Records supplied Start Marker
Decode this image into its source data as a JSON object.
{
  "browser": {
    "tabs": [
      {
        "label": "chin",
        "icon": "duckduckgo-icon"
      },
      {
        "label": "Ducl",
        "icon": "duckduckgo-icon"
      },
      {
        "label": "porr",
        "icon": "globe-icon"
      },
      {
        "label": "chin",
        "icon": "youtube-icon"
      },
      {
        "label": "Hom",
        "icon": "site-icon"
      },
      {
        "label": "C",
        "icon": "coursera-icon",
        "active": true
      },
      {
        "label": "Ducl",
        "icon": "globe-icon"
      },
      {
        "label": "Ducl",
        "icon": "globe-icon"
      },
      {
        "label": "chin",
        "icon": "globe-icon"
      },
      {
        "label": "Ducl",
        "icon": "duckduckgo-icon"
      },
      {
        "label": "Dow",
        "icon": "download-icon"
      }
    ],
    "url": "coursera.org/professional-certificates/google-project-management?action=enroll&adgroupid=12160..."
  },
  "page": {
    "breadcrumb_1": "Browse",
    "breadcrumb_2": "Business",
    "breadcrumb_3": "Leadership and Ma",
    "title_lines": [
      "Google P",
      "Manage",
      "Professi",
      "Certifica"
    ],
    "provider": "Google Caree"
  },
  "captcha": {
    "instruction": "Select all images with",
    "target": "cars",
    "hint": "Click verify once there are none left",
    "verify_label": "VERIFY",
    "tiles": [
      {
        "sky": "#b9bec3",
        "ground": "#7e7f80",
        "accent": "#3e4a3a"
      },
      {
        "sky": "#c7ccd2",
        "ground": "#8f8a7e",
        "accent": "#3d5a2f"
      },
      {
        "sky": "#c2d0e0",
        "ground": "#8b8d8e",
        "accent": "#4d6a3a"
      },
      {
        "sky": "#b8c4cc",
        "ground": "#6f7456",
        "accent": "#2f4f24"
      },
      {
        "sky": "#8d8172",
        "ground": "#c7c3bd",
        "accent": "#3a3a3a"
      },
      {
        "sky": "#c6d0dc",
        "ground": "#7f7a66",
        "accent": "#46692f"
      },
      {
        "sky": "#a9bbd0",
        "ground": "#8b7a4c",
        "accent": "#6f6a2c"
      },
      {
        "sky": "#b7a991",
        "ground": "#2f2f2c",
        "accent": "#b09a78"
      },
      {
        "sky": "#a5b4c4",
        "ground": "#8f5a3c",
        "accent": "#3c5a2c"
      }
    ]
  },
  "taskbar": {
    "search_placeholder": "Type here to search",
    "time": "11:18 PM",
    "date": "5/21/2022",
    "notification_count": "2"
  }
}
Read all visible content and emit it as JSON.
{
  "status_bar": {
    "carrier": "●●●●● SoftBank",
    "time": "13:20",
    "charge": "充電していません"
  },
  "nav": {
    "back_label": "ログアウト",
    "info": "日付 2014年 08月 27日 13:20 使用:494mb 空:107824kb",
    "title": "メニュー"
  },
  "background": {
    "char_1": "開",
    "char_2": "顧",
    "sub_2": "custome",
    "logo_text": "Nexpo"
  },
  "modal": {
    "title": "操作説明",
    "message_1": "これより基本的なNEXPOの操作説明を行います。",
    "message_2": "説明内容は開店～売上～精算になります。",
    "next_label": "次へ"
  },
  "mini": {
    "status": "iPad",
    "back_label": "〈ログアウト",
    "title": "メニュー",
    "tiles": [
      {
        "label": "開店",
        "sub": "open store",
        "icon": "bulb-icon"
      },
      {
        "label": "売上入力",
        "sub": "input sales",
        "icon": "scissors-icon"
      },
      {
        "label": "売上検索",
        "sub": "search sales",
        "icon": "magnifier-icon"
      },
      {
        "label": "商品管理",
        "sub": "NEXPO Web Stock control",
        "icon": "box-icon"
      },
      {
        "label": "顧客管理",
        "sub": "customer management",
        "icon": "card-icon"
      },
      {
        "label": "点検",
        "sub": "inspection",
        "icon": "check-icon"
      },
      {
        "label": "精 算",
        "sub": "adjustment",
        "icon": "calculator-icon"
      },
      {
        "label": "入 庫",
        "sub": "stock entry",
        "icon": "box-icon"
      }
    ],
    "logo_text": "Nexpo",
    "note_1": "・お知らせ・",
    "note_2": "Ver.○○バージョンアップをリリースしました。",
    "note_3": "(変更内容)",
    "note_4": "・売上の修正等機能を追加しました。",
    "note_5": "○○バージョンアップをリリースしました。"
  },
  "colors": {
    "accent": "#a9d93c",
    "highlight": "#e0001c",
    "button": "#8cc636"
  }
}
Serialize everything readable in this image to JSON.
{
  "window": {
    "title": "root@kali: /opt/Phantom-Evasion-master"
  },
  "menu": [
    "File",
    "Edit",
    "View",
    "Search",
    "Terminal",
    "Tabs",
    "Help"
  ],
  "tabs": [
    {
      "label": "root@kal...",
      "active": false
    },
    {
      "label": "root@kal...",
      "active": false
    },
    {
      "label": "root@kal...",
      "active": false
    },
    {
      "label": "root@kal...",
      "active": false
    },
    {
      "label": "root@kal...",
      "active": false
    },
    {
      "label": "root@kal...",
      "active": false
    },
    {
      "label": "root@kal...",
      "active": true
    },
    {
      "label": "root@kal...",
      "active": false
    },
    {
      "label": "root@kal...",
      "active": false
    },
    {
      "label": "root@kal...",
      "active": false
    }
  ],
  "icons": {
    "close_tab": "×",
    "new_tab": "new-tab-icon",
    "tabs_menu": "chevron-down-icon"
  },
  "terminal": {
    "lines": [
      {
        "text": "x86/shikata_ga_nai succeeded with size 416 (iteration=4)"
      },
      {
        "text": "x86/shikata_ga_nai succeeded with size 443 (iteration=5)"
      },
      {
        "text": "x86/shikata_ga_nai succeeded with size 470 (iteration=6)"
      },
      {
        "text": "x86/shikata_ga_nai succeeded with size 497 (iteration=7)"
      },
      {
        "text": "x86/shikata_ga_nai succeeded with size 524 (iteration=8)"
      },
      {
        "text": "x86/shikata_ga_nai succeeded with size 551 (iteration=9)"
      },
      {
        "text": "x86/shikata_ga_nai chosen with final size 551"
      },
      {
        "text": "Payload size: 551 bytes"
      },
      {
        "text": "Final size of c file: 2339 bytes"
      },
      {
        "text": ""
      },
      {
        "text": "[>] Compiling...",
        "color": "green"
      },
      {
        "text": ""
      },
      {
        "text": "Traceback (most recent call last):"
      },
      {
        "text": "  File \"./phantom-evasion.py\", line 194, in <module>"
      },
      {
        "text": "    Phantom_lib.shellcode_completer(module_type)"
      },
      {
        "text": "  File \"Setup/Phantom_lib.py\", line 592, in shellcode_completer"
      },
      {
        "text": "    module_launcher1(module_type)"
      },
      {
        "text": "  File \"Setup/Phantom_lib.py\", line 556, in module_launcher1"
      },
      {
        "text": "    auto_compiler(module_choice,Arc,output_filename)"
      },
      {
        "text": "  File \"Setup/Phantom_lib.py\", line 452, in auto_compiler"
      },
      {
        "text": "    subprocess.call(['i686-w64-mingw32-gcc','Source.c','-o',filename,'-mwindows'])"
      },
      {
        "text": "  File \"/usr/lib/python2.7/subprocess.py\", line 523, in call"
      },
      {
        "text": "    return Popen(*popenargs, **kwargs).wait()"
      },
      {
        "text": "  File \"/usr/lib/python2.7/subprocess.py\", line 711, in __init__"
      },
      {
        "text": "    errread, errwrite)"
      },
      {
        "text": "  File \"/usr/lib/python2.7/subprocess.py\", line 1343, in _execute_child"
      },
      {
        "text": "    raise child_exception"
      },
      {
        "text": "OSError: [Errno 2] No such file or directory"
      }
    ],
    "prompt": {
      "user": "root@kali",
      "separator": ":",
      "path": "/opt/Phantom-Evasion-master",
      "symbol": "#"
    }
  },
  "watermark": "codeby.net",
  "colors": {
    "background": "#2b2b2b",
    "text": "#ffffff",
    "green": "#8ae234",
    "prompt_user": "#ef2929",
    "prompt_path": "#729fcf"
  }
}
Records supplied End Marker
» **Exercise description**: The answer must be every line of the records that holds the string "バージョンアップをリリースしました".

» **Solution to the problem**:
    "note_2": "Ver.○○バージョンアップをリリースしました。",
    "note_5": "○○バージョンアップをリリースしました。"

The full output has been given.